We began the church year with a reading from Isaiah in which the prophet cries out: “O that thou wouldst rend the heavens and come down…” Isaiah 64:1. In Sunday’s gospel that plaintive cry is answered. “And when [Jesus] came up out of the water, immediately he saw the heavens opened and the Spirit descending upon him like a dove; and a voice came from heaven, ‘Thou art my beloved Son; with thee I am well pleased.’” Vs. 10-11. The Greek verb translated here as “opened” (“schizo”) actually means to “rend” as does the Hebrew equivalent in the above Isaiah quote. In Jesus God has torn open the heavens allowing the Holy Spirit to flood into the world. God’s reign has been let loose. The new wine is spilling into the old wine skins and splitting them at the seams.
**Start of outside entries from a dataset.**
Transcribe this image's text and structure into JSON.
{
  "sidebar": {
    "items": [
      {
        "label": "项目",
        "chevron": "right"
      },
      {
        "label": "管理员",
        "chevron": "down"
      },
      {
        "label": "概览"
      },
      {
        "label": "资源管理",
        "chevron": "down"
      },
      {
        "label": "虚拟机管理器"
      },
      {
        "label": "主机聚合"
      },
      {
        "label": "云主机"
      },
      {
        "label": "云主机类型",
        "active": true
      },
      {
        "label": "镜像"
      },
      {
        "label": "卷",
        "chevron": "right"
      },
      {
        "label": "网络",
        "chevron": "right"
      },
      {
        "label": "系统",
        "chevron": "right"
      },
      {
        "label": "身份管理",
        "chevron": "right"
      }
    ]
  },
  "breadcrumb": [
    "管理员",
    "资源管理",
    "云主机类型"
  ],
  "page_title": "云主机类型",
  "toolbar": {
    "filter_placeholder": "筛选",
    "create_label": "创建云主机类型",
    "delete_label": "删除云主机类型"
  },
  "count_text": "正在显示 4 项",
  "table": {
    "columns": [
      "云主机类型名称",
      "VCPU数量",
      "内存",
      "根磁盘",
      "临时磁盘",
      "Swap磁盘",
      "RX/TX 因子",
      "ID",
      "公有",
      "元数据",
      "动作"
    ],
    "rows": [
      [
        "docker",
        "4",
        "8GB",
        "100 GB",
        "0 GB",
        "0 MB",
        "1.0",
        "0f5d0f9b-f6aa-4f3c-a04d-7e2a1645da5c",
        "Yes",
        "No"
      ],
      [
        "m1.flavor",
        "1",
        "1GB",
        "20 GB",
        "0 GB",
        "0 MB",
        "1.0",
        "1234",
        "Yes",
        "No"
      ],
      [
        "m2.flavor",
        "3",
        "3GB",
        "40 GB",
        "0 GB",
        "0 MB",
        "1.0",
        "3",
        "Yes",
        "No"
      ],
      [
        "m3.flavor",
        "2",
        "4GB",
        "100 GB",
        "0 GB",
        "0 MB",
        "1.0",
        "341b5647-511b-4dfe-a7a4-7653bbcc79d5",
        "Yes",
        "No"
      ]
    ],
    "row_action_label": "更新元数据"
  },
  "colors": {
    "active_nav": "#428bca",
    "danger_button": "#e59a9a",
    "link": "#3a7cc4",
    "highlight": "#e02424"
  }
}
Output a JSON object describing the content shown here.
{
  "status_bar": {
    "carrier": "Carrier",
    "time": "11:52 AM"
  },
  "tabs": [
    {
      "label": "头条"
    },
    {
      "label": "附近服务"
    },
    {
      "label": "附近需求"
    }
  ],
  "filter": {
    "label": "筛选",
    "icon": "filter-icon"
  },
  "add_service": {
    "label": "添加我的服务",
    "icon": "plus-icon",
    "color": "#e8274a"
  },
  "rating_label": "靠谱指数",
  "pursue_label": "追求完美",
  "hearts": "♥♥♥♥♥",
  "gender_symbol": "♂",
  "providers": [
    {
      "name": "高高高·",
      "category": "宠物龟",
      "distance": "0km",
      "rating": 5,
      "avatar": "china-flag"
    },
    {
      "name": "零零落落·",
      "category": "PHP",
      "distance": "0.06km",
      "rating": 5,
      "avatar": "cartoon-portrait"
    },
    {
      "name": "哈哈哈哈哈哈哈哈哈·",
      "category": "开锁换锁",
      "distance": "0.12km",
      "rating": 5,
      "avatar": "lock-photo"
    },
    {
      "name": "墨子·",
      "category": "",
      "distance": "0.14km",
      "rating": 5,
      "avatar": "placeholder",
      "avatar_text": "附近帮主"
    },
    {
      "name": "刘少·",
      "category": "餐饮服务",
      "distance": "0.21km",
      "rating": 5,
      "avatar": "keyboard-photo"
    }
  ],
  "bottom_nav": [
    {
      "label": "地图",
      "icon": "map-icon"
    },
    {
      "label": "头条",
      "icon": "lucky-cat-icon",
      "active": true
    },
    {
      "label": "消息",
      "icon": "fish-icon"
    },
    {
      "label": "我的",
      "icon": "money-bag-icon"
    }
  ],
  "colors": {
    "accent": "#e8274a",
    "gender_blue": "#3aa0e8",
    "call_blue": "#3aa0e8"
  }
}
Better buckle your seat belt and put on your crash helmet. This is going to be a wild ride!